Please click on the images below to see them in more detail

1. Happy Baby Pose, variation

Lie on your back, engage your TA, and reach your arms up. Lift your legs off the floor, with your knees over your hips and your shins parallel to the floor. Keep your TA drawing in as you move your arms and legs back and forth a few inches, like a baby reaching up to play with a mobile. Continue for 30 seconds and then rest. Repeat 3 to 5 times.

2. Toe Taps

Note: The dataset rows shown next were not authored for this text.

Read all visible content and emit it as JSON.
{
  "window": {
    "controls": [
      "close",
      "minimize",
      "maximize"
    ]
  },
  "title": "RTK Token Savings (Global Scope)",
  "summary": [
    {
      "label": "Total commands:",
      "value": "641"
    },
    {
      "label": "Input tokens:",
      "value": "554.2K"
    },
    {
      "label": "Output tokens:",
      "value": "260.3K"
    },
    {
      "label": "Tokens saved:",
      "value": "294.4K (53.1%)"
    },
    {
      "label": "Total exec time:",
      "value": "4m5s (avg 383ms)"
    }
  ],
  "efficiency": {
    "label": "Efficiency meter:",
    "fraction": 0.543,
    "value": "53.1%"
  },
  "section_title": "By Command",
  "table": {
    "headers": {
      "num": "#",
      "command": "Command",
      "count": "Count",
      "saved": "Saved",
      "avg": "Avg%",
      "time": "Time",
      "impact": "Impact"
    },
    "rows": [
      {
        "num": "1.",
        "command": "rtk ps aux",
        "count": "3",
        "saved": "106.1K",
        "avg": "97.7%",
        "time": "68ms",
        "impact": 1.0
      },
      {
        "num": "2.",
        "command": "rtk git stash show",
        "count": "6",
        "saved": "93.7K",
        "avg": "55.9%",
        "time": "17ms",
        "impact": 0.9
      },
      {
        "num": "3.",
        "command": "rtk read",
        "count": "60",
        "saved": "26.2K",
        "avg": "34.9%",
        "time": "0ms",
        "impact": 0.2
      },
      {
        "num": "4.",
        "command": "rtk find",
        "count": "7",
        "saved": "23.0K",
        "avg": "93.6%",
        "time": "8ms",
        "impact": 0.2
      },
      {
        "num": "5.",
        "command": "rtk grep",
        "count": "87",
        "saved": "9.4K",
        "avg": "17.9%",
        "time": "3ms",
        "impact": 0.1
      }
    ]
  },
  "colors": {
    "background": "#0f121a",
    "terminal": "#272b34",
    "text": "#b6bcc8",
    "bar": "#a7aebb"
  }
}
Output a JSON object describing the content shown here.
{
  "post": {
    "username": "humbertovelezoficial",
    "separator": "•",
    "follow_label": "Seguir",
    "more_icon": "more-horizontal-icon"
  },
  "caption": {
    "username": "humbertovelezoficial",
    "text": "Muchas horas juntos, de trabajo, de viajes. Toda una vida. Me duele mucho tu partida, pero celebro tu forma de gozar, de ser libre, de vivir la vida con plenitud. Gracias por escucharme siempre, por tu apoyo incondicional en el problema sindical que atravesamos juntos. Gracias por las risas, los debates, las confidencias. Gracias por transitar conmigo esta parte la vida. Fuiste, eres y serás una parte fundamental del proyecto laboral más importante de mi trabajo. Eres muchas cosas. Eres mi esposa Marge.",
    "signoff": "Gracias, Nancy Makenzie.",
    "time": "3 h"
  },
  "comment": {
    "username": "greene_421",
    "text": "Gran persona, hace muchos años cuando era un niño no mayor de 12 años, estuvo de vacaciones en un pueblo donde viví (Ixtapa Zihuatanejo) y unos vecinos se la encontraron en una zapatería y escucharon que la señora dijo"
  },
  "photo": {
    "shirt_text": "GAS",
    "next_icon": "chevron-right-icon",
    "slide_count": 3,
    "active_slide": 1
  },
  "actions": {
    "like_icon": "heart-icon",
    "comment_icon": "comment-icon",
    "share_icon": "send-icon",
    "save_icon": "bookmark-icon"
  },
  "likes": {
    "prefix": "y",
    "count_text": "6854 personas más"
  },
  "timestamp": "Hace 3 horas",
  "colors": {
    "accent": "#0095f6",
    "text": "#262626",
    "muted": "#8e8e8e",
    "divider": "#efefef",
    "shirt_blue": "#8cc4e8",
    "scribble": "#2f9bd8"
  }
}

With your TA engaged, breathe normally as you slowly tap your right toe to the ground and return to neutral. Do the same with the left foot. Repeat 4 times. A sore lower back or hip flexors means you’re relying on them instead of your TA to do the work. Reduce the number of repetitions and try it again tomorrow.

3. Setu Bandha Sarvangasana (Bridge Pose)

Bring both feet to the floor. Place a block between your thighs. Reach your tailbone toward your heels and lift your hips into Bridge Pose. This doesn’t have to be your highest version of Bridge; focus on keeping the TA engaged. Stay for 3 to 5 breaths. Repeat 2 to 5 times.

4. Dolphin Pose

Come onto your hands and knees. Place your elbows under your shoulders and press your palms together firmly. Come into Dolphin, feeling the abdominal area hollow out and the perineum lift. Stay for 5 to 10 breaths.

5. Dolphin Plank Pose

Walk your feet back until your body is parallel to the floor. Keep pressing your hands together and hug your inner legs toward the midline. Hold for at least 3 full breaths, using your TA for stability.

6. Salabhasana (Locust Pose)

Lie on your belly and bring your arms to your sides, palms facing up. Draw your lower belly toward your spine and lengthen your tailbone toward your heels to engage your TA. Lift your chest off the floor, drawing your heart forward and spreading your collarbones wide. Now lift your legs off the floor. Keep your neck completely relaxed. Stay for 5 breaths.

7. Adho Mukha Svanasana (Downward-Facing Dog Pose)

Come into Downward Dog. To feel Mula Bandha and the transversus, roll your sitting bones toward the ceiling. Then draw your tailbone toward your heels and hug your thighs as if you’re holding a block between them. Exhale, then draw your lower belly toward your spine. Stay for 5 breaths.

8. Low Lunge

Step your right foot forward between your hands into a low lunge. Bring your hips over your back knee. Press the top of your back foot into the ground and tuck your tailbone. Place your right hand on a block and reach your left arm up. Bend to the right to create a stretch in the left side of the belly. When you’re ready, inhale back to center, then step back to Downward Dog. Repeat on the other side.

9. Adho Mukha Vrksasana preparation (Handstand preparation)

Stand in Tadasana with your back to a wall. Place your feet a few inches from the wall and hug a block between your thighs. To feel Mula Bandha, roll your pelvis forward and take your thighs back. Then draw your tailbone toward your heels and squeeze the block. Bring the lower ribs toward your spine as you reach your arms up, palms facing the ceiling. Come onto your tiptoes, using the wall for support.

10. Adho Mukha Vrksasana (Handstand)

Now it’s time to put it all together-upside down. Place your hands a few inches from the wall. Come into Downward Dog. Inhale as you kick up. Use your core muscles to help you reach your heels higher up the wall. Stay for 5 to 10 breaths, then come into a forward bend.” – Yoga Journal